-- Opening Marker --

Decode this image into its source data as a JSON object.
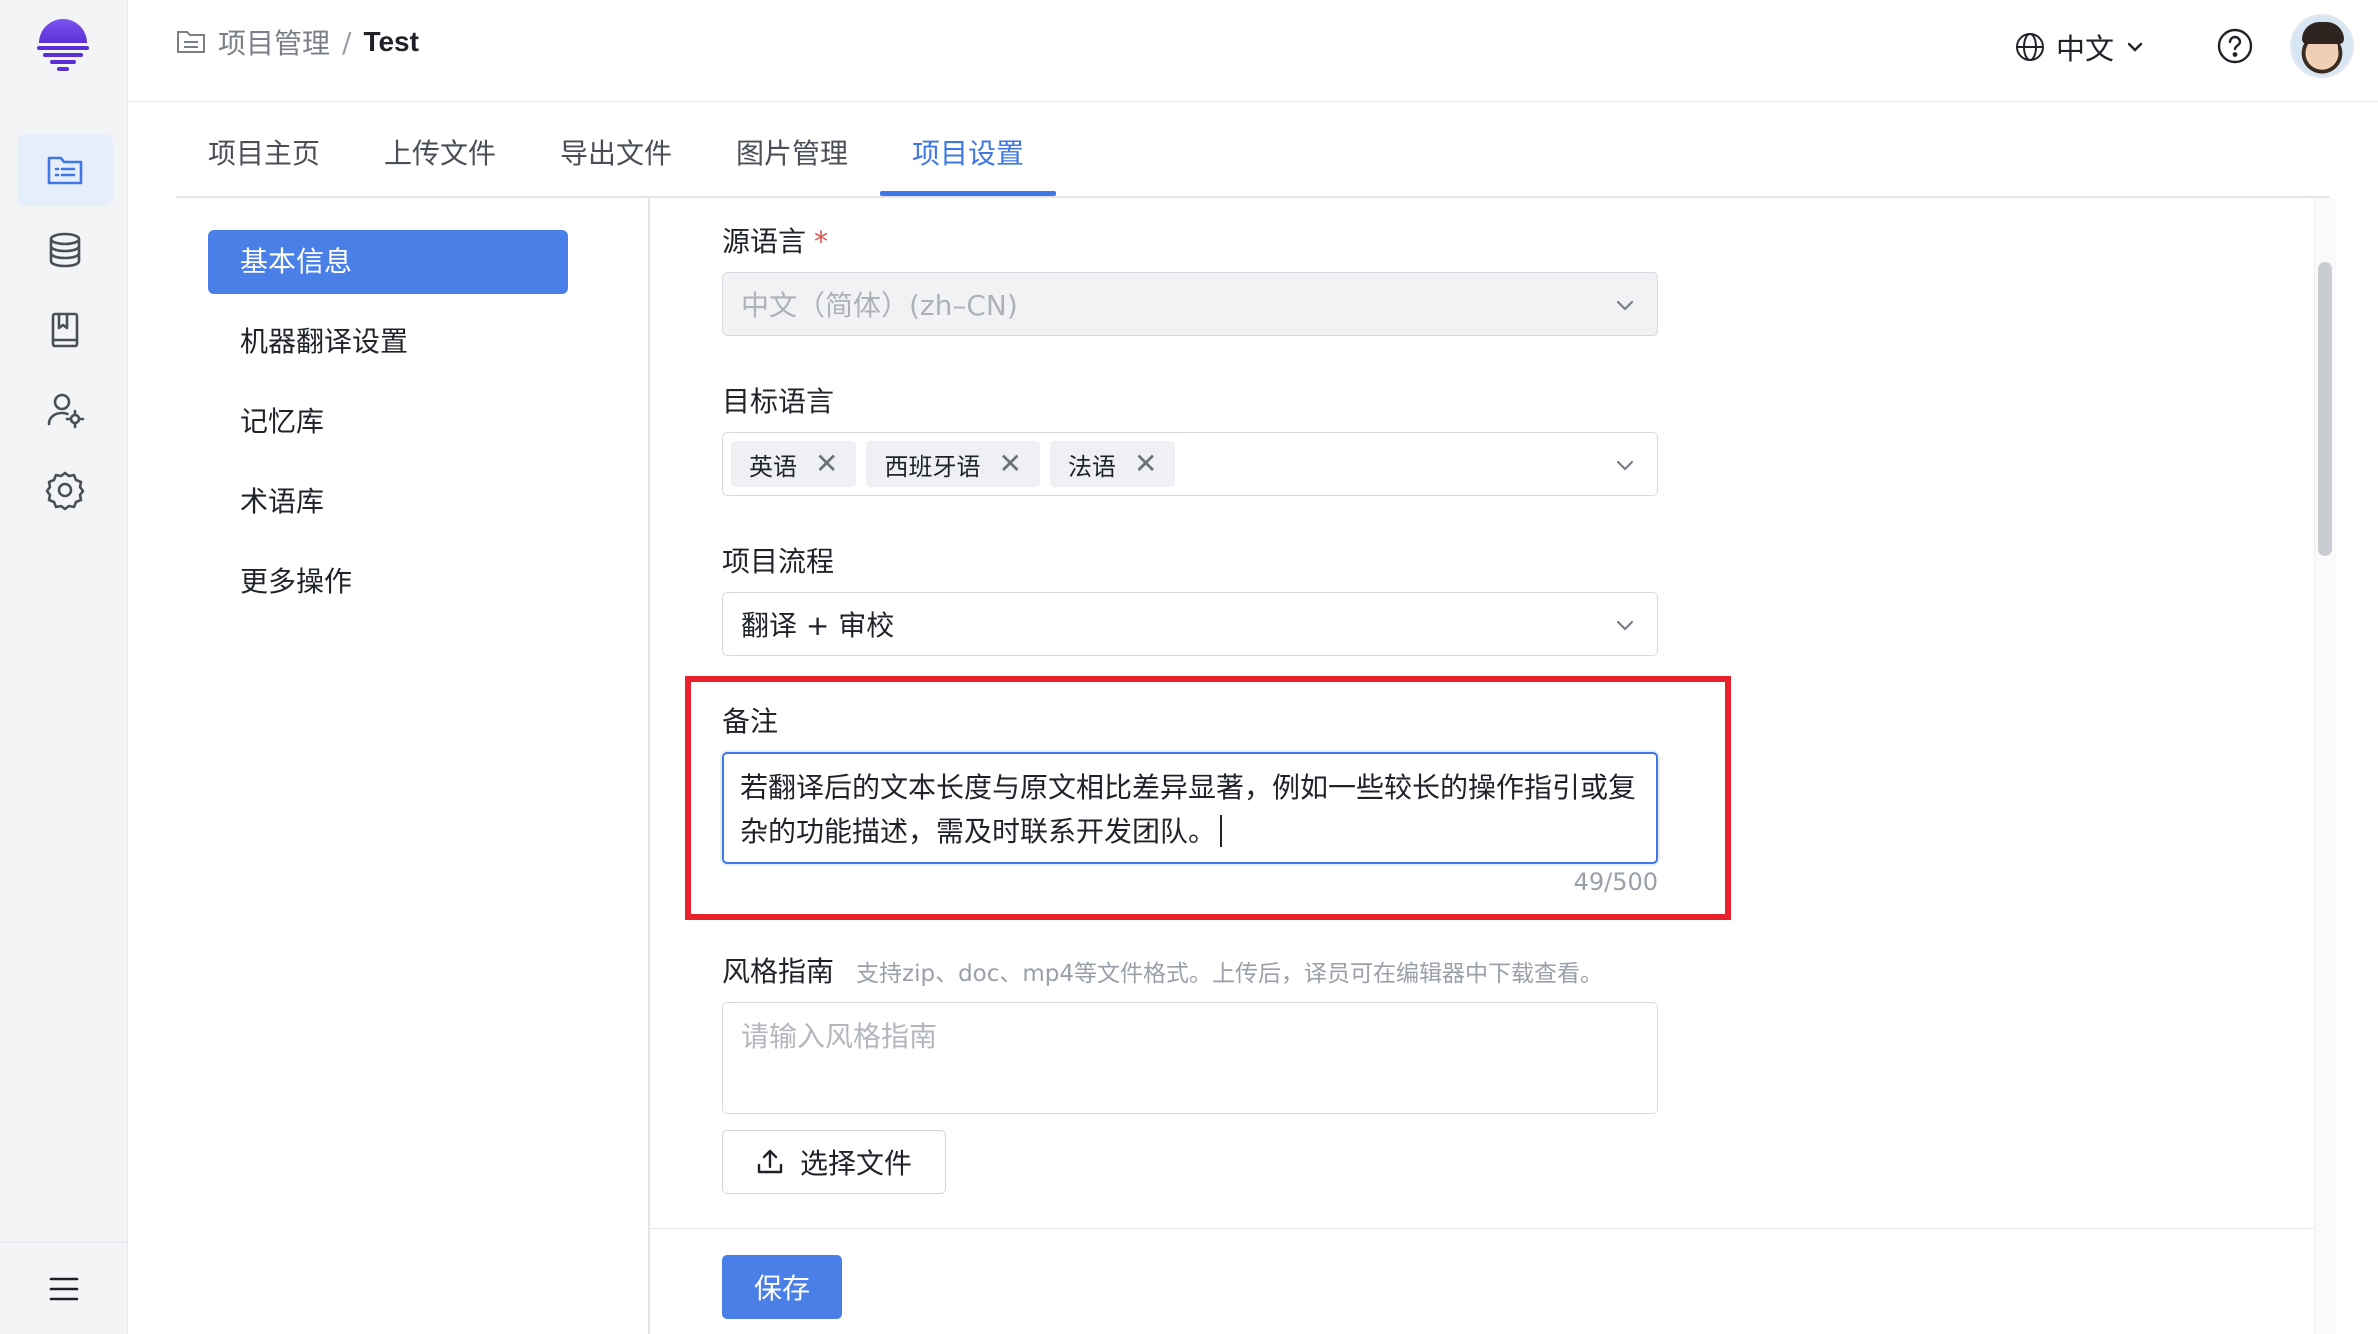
{
  "header": {
    "breadcrumb_parent": "项目管理",
    "breadcrumb_sep": "/",
    "breadcrumb_current": "Test",
    "language": "中文"
  },
  "tabs": [
    {
      "label": "项目主页"
    },
    {
      "label": "上传文件"
    },
    {
      "label": "导出文件"
    },
    {
      "label": "图片管理"
    },
    {
      "label": "项目设置",
      "active": true
    }
  ],
  "subnav": [
    {
      "label": "基本信息",
      "active": true
    },
    {
      "label": "机器翻译设置"
    },
    {
      "label": "记忆库"
    },
    {
      "label": "术语库"
    },
    {
      "label": "更多操作"
    }
  ],
  "form": {
    "source_language": {
      "label": "源语言",
      "required_mark": "*",
      "value": "中文（简体）(zh–CN)"
    },
    "target_language": {
      "label": "目标语言",
      "tags": [
        "英语",
        "西班牙语",
        "法语"
      ],
      "tag_remove": "✕"
    },
    "workflow": {
      "label": "项目流程",
      "value": "翻译 + 审校"
    },
    "notes": {
      "label": "备注",
      "value_line1": "若翻译后的文本长度与原文相比差异显著，例如一些较长的操作指引或复",
      "value_line2": "杂的功能描述，需及时联系开发团队。",
      "counter": "49/500"
    },
    "style_guide": {
      "label": "风格指南",
      "hint": "支持zip、doc、mp4等文件格式。上传后，译员可在编辑器中下载查看。",
      "placeholder": "请输入风格指南",
      "upload_label": "选择文件"
    }
  },
  "footer": {
    "save_label": "保存"
  },
  "colors": {
    "accent": "#3f78e6",
    "highlight": "#e8212a",
    "rail_bg": "#f3f4f6"
  },
  "icons": {
    "rail": [
      "project-list-icon",
      "database-icon",
      "book-icon",
      "user-settings-icon",
      "gear-icon"
    ],
    "header": [
      "globe-icon",
      "chevron-down-icon",
      "help-icon"
    ]
  }
}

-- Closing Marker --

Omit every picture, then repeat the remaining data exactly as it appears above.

● Response box
Decode this image into its source data as a JSON object.
{
  "header": {
    "breadcrumb_parent": "项目管理",
    "breadcrumb_sep": "/",
    "breadcrumb_current": "Test",
    "language": "中文"
  },
  "tabs": [
    {
      "label": "项目主页"
    },
    {
      "label": "上传文件"
    },
    {
      "label": "导出文件"
    },
    {
      "label": "图片管理"
    },
    {
      "label": "项目设置",
      "active": true
    }
  ],
  "subnav": [
    {
      "label": "基本信息",
      "active": true
    },
    {
      "label": "机器翻译设置"
    },
    {
      "label": "记忆库"
    },
    {
      "label": "术语库"
    },
    {
      "label": "更多操作"
    }
  ],
  "form": {
    "source_language": {
      "label": "源语言",
      "required_mark": "*",
      "value": "中文（简体）(zh–CN)"
    },
    "target_language": {
      "label": "目标语言",
      "tags": [
        "英语",
        "西班牙语",
        "法语"
      ],
      "tag_remove": "✕"
    },
    "workflow": {
      "label": "项目流程",
      "value": "翻译 + 审校"
    },
    "notes": {
      "label": "备注",
      "value_line1": "若翻译后的文本长度与原文相比差异显著，例如一些较长的操作指引或复",
      "value_line2": "杂的功能描述，需及时联系开发团队。",
      "counter": "49/500"
    },
    "style_guide": {
      "label": "风格指南",
      "hint": "支持zip、doc、mp4等文件格式。上传后，译员可在编辑器中下载查看。",
      "placeholder": "请输入风格指南",
      "upload_label": "选择文件"
    }
  },
  "footer": {
    "save_label": "保存"
  },
  "colors": {
    "accent": "#3f78e6",
    "highlight": "#e8212a",
    "rail_bg": "#f3f4f6"
  },
  "icons": {
    "rail": [
      "project-list-icon",
      "database-icon",
      "book-icon",
      "user-settings-icon",
      "gear-icon"
    ],
    "header": [
      "globe-icon",
      "chevron-down-icon",
      "help-icon"
    ]
  }
}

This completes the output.